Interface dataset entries
== Segment start ==

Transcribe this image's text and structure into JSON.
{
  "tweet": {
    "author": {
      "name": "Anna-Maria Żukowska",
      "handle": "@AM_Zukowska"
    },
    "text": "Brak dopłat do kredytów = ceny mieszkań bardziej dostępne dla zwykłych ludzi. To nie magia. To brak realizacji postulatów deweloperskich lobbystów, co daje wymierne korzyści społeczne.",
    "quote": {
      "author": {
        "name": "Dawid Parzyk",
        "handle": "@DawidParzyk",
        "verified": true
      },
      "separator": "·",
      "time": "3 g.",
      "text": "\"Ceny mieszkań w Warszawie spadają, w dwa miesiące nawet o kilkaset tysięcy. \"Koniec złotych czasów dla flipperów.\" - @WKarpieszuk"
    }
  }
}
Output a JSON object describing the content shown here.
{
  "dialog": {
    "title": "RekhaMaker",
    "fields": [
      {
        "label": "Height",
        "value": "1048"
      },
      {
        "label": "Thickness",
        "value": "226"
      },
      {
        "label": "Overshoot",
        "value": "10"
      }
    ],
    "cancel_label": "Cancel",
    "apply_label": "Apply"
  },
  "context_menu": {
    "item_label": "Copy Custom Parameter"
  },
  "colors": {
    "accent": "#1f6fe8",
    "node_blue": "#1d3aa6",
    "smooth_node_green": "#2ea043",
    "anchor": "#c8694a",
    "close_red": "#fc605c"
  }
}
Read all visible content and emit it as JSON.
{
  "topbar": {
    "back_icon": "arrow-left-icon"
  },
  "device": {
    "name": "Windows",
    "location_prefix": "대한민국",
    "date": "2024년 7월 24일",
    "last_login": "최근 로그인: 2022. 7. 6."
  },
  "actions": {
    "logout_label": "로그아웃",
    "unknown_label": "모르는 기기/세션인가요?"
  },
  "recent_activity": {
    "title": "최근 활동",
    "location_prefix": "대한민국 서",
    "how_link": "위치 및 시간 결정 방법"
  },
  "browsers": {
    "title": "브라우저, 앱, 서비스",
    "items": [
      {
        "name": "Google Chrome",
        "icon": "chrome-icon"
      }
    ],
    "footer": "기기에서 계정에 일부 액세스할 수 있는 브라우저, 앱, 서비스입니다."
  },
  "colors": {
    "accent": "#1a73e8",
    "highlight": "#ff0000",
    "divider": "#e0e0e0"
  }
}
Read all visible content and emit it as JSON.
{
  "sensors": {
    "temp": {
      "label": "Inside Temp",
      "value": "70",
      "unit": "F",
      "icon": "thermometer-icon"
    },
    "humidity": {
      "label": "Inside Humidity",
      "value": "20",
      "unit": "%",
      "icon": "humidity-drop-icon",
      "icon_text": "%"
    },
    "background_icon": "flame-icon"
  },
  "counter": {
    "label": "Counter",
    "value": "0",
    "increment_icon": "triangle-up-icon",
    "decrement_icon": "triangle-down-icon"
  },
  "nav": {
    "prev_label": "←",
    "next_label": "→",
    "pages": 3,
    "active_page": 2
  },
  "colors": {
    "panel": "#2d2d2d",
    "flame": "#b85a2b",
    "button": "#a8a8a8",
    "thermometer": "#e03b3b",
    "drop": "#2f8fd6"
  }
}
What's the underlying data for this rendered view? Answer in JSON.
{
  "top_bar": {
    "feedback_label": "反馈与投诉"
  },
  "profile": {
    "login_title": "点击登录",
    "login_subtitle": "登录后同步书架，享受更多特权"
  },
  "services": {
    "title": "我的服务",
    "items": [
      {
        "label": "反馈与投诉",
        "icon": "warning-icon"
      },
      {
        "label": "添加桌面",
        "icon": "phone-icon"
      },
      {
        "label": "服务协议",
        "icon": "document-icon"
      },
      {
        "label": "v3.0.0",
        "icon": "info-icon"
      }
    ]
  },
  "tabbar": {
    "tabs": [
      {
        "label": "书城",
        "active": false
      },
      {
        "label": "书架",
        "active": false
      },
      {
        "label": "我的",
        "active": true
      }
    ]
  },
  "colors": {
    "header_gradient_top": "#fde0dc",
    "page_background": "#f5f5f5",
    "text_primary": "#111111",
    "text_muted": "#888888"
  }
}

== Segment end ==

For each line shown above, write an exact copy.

» ANSWER TO THE EXERCISE
Transcribe this image's text and structure into JSON.
{
  "tweet": {
    "author": {
      "name": "Anna-Maria Żukowska",
      "handle": "@AM_Zukowska"
    },
    "text": "Brak dopłat do kredytów = ceny mieszkań bardziej dostępne dla zwykłych ludzi. To nie magia. To brak realizacji postulatów deweloperskich lobbystów, co daje wymierne korzyści społeczne.",
    "quote": {
      "author": {
        "name": "Dawid Parzyk",
        "handle": "@DawidParzyk",
        "verified": true
      },
      "separator": "·",
      "time": "3 g.",
      "text": "\"Ceny mieszkań w Warszawie spadają, w dwa miesiące nawet o kilkaset tysięcy. \"Koniec złotych czasów dla flipperów.\" - @WKarpieszuk"
    }
  }
}
Output a JSON object describing the content shown here.
{
  "dialog": {
    "title": "RekhaMaker",
    "fields": [
      {
        "label": "Height",
        "value": "1048"
      },
      {
        "label": "Thickness",
        "value": "226"
      },
      {
        "label": "Overshoot",
        "value": "10"
      }
    ],
    "cancel_label": "Cancel",
    "apply_label": "Apply"
  },
  "context_menu": {
    "item_label": "Copy Custom Parameter"
  },
  "colors": {
    "accent": "#1f6fe8",
    "node_blue": "#1d3aa6",
    "smooth_node_green": "#2ea043",
    "anchor": "#c8694a",
    "close_red": "#fc605c"
  }
}
Read all visible content and emit it as JSON.
{
  "topbar": {
    "back_icon": "arrow-left-icon"
  },
  "device": {
    "name": "Windows",
    "location_prefix": "대한민국",
    "date": "2024년 7월 24일",
    "last_login": "최근 로그인: 2022. 7. 6."
  },
  "actions": {
    "logout_label": "로그아웃",
    "unknown_label": "모르는 기기/세션인가요?"
  },
  "recent_activity": {
    "title": "최근 활동",
    "location_prefix": "대한민국 서",
    "how_link": "위치 및 시간 결정 방법"
  },
  "browsers": {
    "title": "브라우저, 앱, 서비스",
    "items": [
      {
        "name": "Google Chrome",
        "icon": "chrome-icon"
      }
    ],
    "footer": "기기에서 계정에 일부 액세스할 수 있는 브라우저, 앱, 서비스입니다."
  },
  "colors": {
    "accent": "#1a73e8",
    "highlight": "#ff0000",
    "divider": "#e0e0e0"
  }
}
Read all visible content and emit it as JSON.
{
  "sensors": {
    "temp": {
      "label": "Inside Temp",
      "value": "70",
      "unit": "F",
      "icon": "thermometer-icon"
    },
    "humidity": {
      "label": "Inside Humidity",
      "value": "20",
      "unit": "%",
      "icon": "humidity-drop-icon",
      "icon_text": "%"
    },
    "background_icon": "flame-icon"
  },
  "counter": {
    "label": "Counter",
    "value": "0",
    "increment_icon": "triangle-up-icon",
    "decrement_icon": "triangle-down-icon"
  },
  "nav": {
    "prev_label": "←",
    "next_label": "→",
    "pages": 3,
    "active_page": 2
  },
  "colors": {
    "panel": "#2d2d2d",
    "flame": "#b85a2b",
    "button": "#a8a8a8",
    "thermometer": "#e03b3b",
    "drop": "#2f8fd6"
  }
}
What's the underlying data for this rendered view? Answer in JSON.
{
  "top_bar": {
    "feedback_label": "反馈与投诉"
  },
  "profile": {
    "login_title": "点击登录",
    "login_subtitle": "登录后同步书架，享受更多特权"
  },
  "services": {
    "title": "我的服务",
    "items": [
      {
        "label": "反馈与投诉",
        "icon": "warning-icon"
      },
      {
        "label": "添加桌面",
        "icon": "phone-icon"
      },
      {
        "label": "服务协议",
        "icon": "document-icon"
      },
      {
        "label": "v3.0.0",
        "icon": "info-icon"
      }
    ]
  },
  "tabbar": {
    "tabs": [
      {
        "label": "书城",
        "active": false
      },
      {
        "label": "书架",
        "active": false
      },
      {
        "label": "我的",
        "active": true
      }
    ]
  },
  "colors": {
    "header_gradient_top": "#fde0dc",
    "page_background": "#f5f5f5",
    "text_primary": "#111111",
    "text_muted": "#888888"
  }
}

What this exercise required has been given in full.